[Start of section]
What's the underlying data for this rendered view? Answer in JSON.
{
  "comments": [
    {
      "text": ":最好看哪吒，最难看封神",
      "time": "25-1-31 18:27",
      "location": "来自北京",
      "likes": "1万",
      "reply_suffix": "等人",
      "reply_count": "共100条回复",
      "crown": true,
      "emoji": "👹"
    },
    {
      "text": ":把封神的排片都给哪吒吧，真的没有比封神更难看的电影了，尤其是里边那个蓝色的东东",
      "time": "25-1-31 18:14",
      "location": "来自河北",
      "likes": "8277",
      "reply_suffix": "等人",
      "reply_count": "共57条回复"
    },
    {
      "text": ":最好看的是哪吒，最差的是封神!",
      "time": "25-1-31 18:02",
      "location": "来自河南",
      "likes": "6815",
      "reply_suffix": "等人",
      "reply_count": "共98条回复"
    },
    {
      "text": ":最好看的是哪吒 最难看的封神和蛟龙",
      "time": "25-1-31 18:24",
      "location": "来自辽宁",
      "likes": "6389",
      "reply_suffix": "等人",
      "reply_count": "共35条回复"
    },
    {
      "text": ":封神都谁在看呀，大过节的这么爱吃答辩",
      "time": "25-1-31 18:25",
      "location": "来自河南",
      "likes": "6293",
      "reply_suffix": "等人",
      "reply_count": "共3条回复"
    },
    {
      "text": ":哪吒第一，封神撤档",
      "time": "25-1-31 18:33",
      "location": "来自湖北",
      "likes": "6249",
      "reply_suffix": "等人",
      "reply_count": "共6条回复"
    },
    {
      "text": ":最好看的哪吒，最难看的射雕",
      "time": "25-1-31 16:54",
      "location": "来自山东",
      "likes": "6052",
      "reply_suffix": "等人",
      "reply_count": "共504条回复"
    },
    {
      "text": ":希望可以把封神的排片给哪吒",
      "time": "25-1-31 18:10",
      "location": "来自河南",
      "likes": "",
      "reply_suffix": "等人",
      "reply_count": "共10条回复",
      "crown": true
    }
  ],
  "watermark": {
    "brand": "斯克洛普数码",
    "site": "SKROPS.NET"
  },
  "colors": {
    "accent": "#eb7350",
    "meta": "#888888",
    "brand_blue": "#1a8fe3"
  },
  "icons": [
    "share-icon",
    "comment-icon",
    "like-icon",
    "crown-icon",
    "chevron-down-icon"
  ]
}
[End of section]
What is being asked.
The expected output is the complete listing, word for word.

Output.
What's the underlying data for this rendered view? Answer in JSON.
{
  "comments": [
    {
      "text": ":最好看哪吒，最难看封神",
      "time": "25-1-31 18:27",
      "location": "来自北京",
      "likes": "1万",
      "reply_suffix": "等人",
      "reply_count": "共100条回复",
      "crown": true,
      "emoji": "👹"
    },
    {
      "text": ":把封神的排片都给哪吒吧，真的没有比封神更难看的电影了，尤其是里边那个蓝色的东东",
      "time": "25-1-31 18:14",
      "location": "来自河北",
      "likes": "8277",
      "reply_suffix": "等人",
      "reply_count": "共57条回复"
    },
    {
      "text": ":最好看的是哪吒，最差的是封神!",
      "time": "25-1-31 18:02",
      "location": "来自河南",
      "likes": "6815",
      "reply_suffix": "等人",
      "reply_count": "共98条回复"
    },
    {
      "text": ":最好看的是哪吒 最难看的封神和蛟龙",
      "time": "25-1-31 18:24",
      "location": "来自辽宁",
      "likes": "6389",
      "reply_suffix": "等人",
      "reply_count": "共35条回复"
    },
    {
      "text": ":封神都谁在看呀，大过节的这么爱吃答辩",
      "time": "25-1-31 18:25",
      "location": "来自河南",
      "likes": "6293",
      "reply_suffix": "等人",
      "reply_count": "共3条回复"
    },
    {
      "text": ":哪吒第一，封神撤档",
      "time": "25-1-31 18:33",
      "location": "来自湖北",
      "likes": "6249",
      "reply_suffix": "等人",
      "reply_count": "共6条回复"
    },
    {
      "text": ":最好看的哪吒，最难看的射雕",
      "time": "25-1-31 16:54",
      "location": "来自山东",
      "likes": "6052",
      "reply_suffix": "等人",
      "reply_count": "共504条回复"
    },
    {
      "text": ":希望可以把封神的排片给哪吒",
      "time": "25-1-31 18:10",
      "location": "来自河南",
      "likes": "",
      "reply_suffix": "等人",
      "reply_count": "共10条回复",
      "crown": true
    }
  ],
  "watermark": {
    "brand": "斯克洛普数码",
    "site": "SKROPS.NET"
  },
  "colors": {
    "accent": "#eb7350",
    "meta": "#888888",
    "brand_blue": "#1a8fe3"
  },
  "icons": [
    "share-icon",
    "comment-icon",
    "like-icon",
    "crown-icon",
    "chevron-down-icon"
  ]
}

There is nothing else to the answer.